Africa and the First World War
by Simon Collings
Soldiers from Britain’s overseas colonies played a major role in World War One, an aspect of the war which has received growing attention in recent years. The extent to which Africa was a major theater of the war is also being increasingly acknowledged. The first and last shots of the war were fired in Africa not Europe.
In August the BBC ran a news report on Kenya’s ‘forgotten heroes’. Two million Africans are believed to have fought in the conflicts with Germany’s colonies in the east, west and south west of the continent. The stories of those who took part are poorly documented. Many were recruited as fighting troops but the majority were employed as porters. While some joined voluntarily many were press ganged by local chiefs. The conditions were harsh, the food poor, and large numbers died of malaria, dysentery and exhaustion. In east Africa around 100,000 are believed to have perished in what was the longest running campaign of the entire conflict. After the war many returned to their homes only to find their land being annexed by white settlers – some of them former British officers.
Indian troops played a critical role in the early stages of the war in Europe. Britain had a large professional army in India, made up largely of Indians. These soldiers were deployed to bolster Britain’s inadequate military resources while more men in the UK were conscripted and trained.
Young men from the Caribbean also volunteered in large numbers to fight for Britain, though they found themselves debarred from combat roles. They were used instead for support operations, transporting munitions, digging trenches, laying communications cables. This was dangerous work, often performed under fire, and thousands died.

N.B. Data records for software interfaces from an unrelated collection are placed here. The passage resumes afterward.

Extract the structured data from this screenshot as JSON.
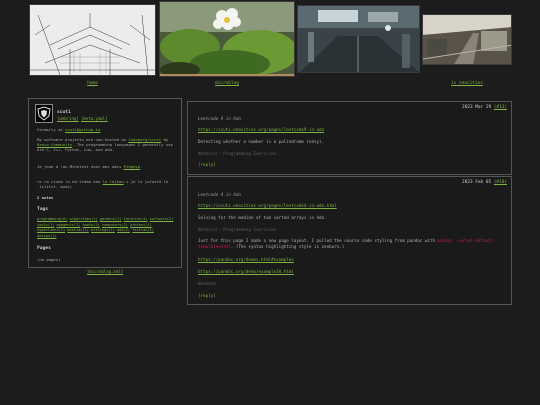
{
  "nav": {
    "tiles": [
      {
        "caption": "home",
        "scene": "pagoda-sketch"
      },
      {
        "caption": "microblog",
        "scene": "strawberry-flower"
      },
      {
        "caption": "",
        "scene": "industrial-interior"
      },
      {
        "caption": "is neocities",
        "scene": "train-station"
      }
    ]
  },
  "sidebar": {
    "name": "scuti",
    "links": [
      "[webring]",
      "[meta.yaml]"
    ],
    "formerly_prefix": "Formerly at ",
    "formerly_link": "scuti@github.io",
    "formerly_suffix": ".",
    "bio_1_a": "My software projects are now hosted on ",
    "bio_1_link_a": "Codeberg/scuti",
    "bio_1_b": " by ",
    "bio_1_link_b": "Renzo Community",
    "bio_1_c": ". The programming languages I generally use are C, C++, Python, Lua, and Ada.",
    "bio_2_a": "Je joue à (au Minetest avec mes amis ",
    "bio_2_link": "Pidgeyb",
    "bio_2_b": ".",
    "bio_3_a": "ro ra cinba lo ka'itaba kan ",
    "bio_3_link": "la lojban",
    "bio_3_b": ".i je le jufnefa le .lilitit. mumi)",
    "notes_count": "2 notes",
    "tags_heading": "Tags",
    "tags": [
      "programming(6)",
      "algorithms(1)",
      "gardens(1)",
      "lectures(4)",
      "software(2)",
      "tools(1)",
      "adagents(1)",
      "howto(2)",
      "computers(2)",
      "arbtest(1)",
      "hyperlinks(1)",
      "bestias(1)",
      "writings(1)",
      "ada(2)",
      "fortran(1)",
      "design(1)"
    ],
    "pages_heading": "Pages",
    "pages_value": "(no pages)",
    "microblog_link": "[microblog.xml]"
  },
  "posts": [
    {
      "date": "2023 Mar 29",
      "permalink": "(#13)",
      "title": "Leetcode 9 in Ada",
      "url": "https://scuti.neocities.org/pages/leetcode9-in-ada",
      "paragraphs": [
        {
          "text": "Detecting whether a number is a palindrome (easy)."
        }
      ],
      "tags": "Notes(s): Programming Exercises",
      "reply": "[reply]"
    },
    {
      "date": "2023 Feb 05",
      "permalink": "(#10)",
      "title": "Leetcode 4 in Ada",
      "url": "https://scuti.neocities.org/pages/leetcode4-in-ada.html",
      "paragraphs": [
        {
          "text": "Solving for the median of two sorted arrays in Ada."
        }
      ],
      "tags": "Notes(s): Programming Exercises",
      "extra_text_a": "Just for this page I made a new page layout. I pulled the source code styling from pandoc with ",
      "extra_code": "pandoc --print-default-template=html",
      "extra_text_b": ". (The syntax highlighting style is zenburn.)",
      "links": [
        "https://pandoc.org/demos.html#examples",
        "https://pandoc.org/demo/example30.html"
      ],
      "trailing_muted": "Weekend",
      "reply": "[reply]"
    }
  ]
}
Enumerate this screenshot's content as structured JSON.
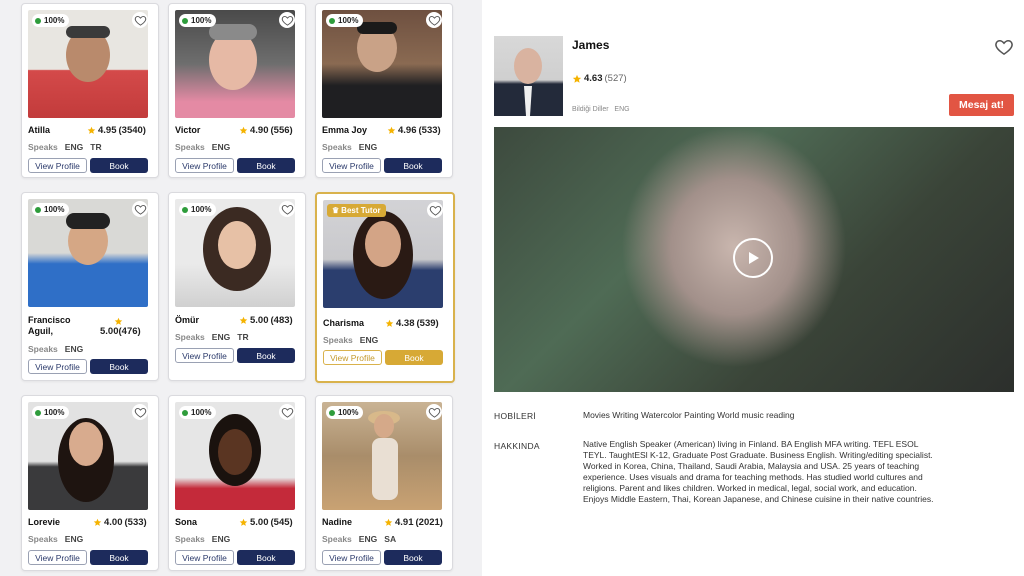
{
  "tutors": [
    {
      "name": "Atilla",
      "rating": "4.95",
      "count": "(3540)",
      "badge": "100%",
      "speaks_label": "Speaks",
      "languages": "ENG   TR",
      "view_label": "View Profile",
      "book_label": "Book"
    },
    {
      "name": "Victor",
      "rating": "4.90",
      "count": "(556)",
      "badge": "100%",
      "speaks_label": "Speaks",
      "languages": "ENG",
      "view_label": "View Profile",
      "book_label": "Book"
    },
    {
      "name": "Emma Joy",
      "rating": "4.96",
      "count": "(533)",
      "badge": "100%",
      "speaks_label": "Speaks",
      "languages": "ENG",
      "view_label": "View Profile",
      "book_label": "Book"
    },
    {
      "name": "Francisco Aguil,",
      "rating": "5.00",
      "count": "(476)",
      "badge": "100%",
      "speaks_label": "Speaks",
      "languages": "ENG",
      "view_label": "View Profile",
      "book_label": "Book"
    },
    {
      "name": "Ömür",
      "rating": "5.00",
      "count": "(483)",
      "badge": "100%",
      "speaks_label": "Speaks",
      "languages": "ENG   TR",
      "view_label": "View Profile",
      "book_label": "Book"
    },
    {
      "name": "Charisma",
      "rating": "4.38",
      "count": "(539)",
      "badge": "Best Tutor",
      "speaks_label": "Speaks",
      "languages": "ENG",
      "view_label": "View Profile",
      "book_label": "Book"
    },
    {
      "name": "Lorevie",
      "rating": "4.00",
      "count": "(533)",
      "badge": "100%",
      "speaks_label": "Speaks",
      "languages": "ENG",
      "view_label": "View Profile",
      "book_label": "Book"
    },
    {
      "name": "Sona",
      "rating": "5.00",
      "count": "(545)",
      "badge": "100%",
      "speaks_label": "Speaks",
      "languages": "ENG",
      "view_label": "View Profile",
      "book_label": "Book"
    },
    {
      "name": "Nadine",
      "rating": "4.91",
      "count": "(2021)",
      "badge": "100%",
      "speaks_label": "Speaks",
      "languages": "ENG   SA",
      "view_label": "View Profile",
      "book_label": "Book"
    }
  ],
  "profile": {
    "name": "James",
    "rating": "4.63",
    "count": "(527)",
    "languages_label": "Bildiği Diller",
    "languages": "ENG",
    "message_button": "Mesaj at!",
    "hobbies_label": "HOBİLERİ",
    "hobbies": "Movies Writing Watercolor Painting World music reading",
    "about_label": "HAKKINDA",
    "about": "Native English Speaker (American) living in Finland. BA English MFA writing. TEFL ESOL TEYL. TaughtESl K-12, Graduate Post Graduate. Business English. Writing/editing specialist. Worked in Korea, China, Thailand, Saudi Arabia, Malaysia and USA. 25 years of teaching experience. Uses visuals and drama for teaching methods. Has studied world cultures and religions. Parent and likes children. Worked in medical, legal, social work, and education. Enjoys Middle Eastern, Thai, Korean Japanese, and Chinese cuisine in their native countries."
  },
  "colors": {
    "star": "#f5b300",
    "book": "#1d2b5c",
    "best": "#d7a935",
    "message": "#e25543",
    "online": "#2e9c3b"
  }
}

North African troops played a crucial role on the French side and last year President Hollande made a public point of acknowledging the contribution of these fighters to the French cause.
Despite recent erroneous claims in the British media, the first shot of the war was fired in west Africa. Following the declaration of war at the beginning of August 1914, troops of the Gold Coast Regiment entered Togoland from the British Gold Coast (now Ghana) and advanced on the capital, Lomé. An advance patrol encountered German-led police on 7 August 1914 and the police force opened fire. Alhaji Grunshi, who returned fire, became the first soldier in British service to fire a shot in the war.
The last military activities took place in east Africa. The German army continued to make advances in east Africa after the peace was signed in France – German commander Lt-Col Paul Emil von Lettow-Vorbeck only received a telegram with news of the German defeat on 14 November 1918. He took another nine days to march his troops to meet British troops and formally surrender himself.
Recruiting Africans to provide support to fighting troops continues today. In the issue of Kwani which I reviewed in a previous post there is an article by Alain Vicky about the experiences of a group of Ugandans recruited by a US private military company for non-combat roles in Iraq. Third-country nationals perform many of the menial tasks required to sustain a military operation. They are badly paid and often mistreated, and those who are wounded can find themselves simply shipped home – no compensation or medical care provided. Plus ça change.